Is external help really necessary though? Perhaps not. Seeneth says, “The DSA provides an avenue for children to develop their areas of interest while balancing their studies at the same time. If they are driven by their passion for a particular field, I am confident that the results will show automatically.”
Gracia agrees. “I believe in relying on natural abilities. Hence, I did not see the need to send my daughter for any external preparatory classes. There’s no point in forcing a child to develop a talent if the bare foundation or interest is not there. It will only backfire in future.”
6. Communication Skills are Important
Your child needs to be able to communicate effectively during his DSA interviews. If he is not already a confident speaker, how can you ensure he becomes one?
J Carter Centre offers the Trinity College Communication Skills Grade 3 course to hone communication skills. This twenty-week course covers speech writing and delivery, persuasion skills, current affairs discussion, DSA interview preparation, preparing of portfolio, writing personal statements, Free Response Tasks, school and domain selection and more.
Students will complete the course with a Trinity College International Certificate in Communication Skills which they can include in their portfolio.
7. Start Your Preparation Early
“Each year, the DSA becomes more competitive,” says Carter. How early should you start preparing your child for the DSA? “Once you have decided that the route is suitable for your child, you can commence as early as in Primary 5.”

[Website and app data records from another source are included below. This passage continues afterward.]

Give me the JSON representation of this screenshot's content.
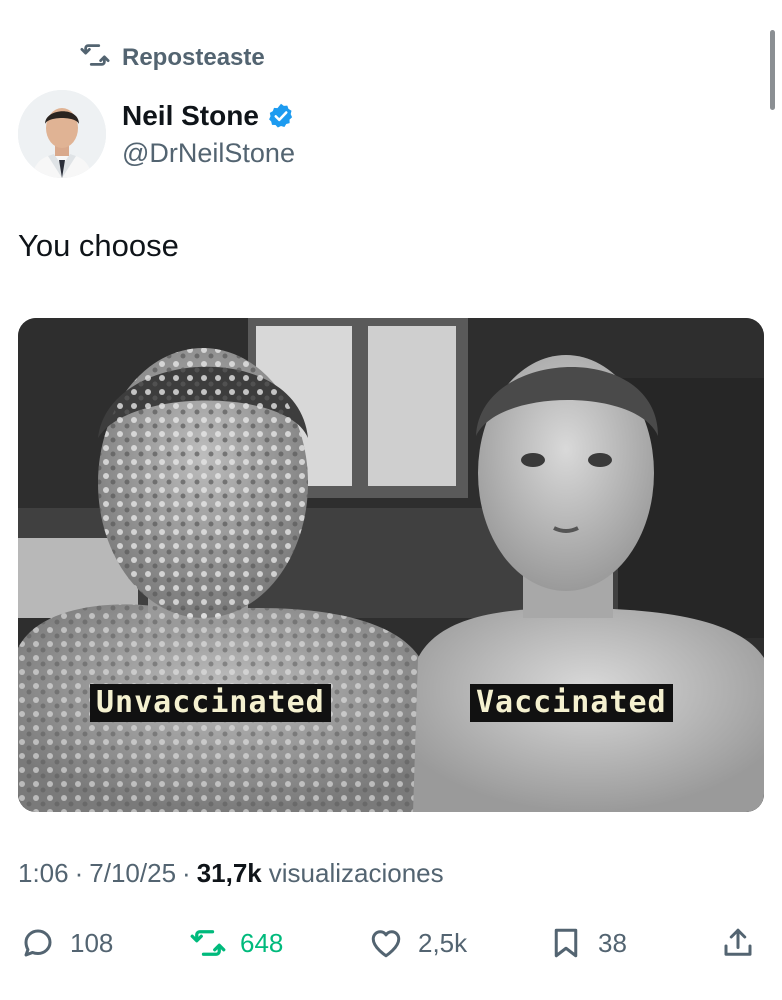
{
  "repost_banner": {
    "label": "Reposteaste",
    "icon": "repost-icon"
  },
  "author": {
    "name": "Neil Stone",
    "handle": "@DrNeilStone",
    "verified": true,
    "verified_color": "#1d9bf0",
    "avatar_icon": "avatar"
  },
  "post": {
    "text": "You choose",
    "image": {
      "label_left": "Unvaccinated",
      "label_right": "Vaccinated"
    }
  },
  "meta": {
    "time": "1:06",
    "date": "7/10/25",
    "views_count": "31,7k",
    "views_label": "visualizaciones"
  },
  "actions": {
    "replies": {
      "count": "108",
      "icon": "reply-icon"
    },
    "reposts": {
      "count": "648",
      "icon": "repost-icon",
      "color": "#00ba7c"
    },
    "likes": {
      "count": "2,5k",
      "icon": "heart-icon"
    },
    "bookmarks": {
      "count": "38",
      "icon": "bookmark-icon"
    },
    "share": {
      "icon": "share-icon"
    }
  }
}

Since last year, the J Carter Centre has started coaching Primary 5 students so that they will have more time to prepare for DSA in 2016. “Eventually we will have to consider admitting Primary 4 students to the programme as the COP (Cut-Off Point) tends to increase on a yearly basis,” says Carter.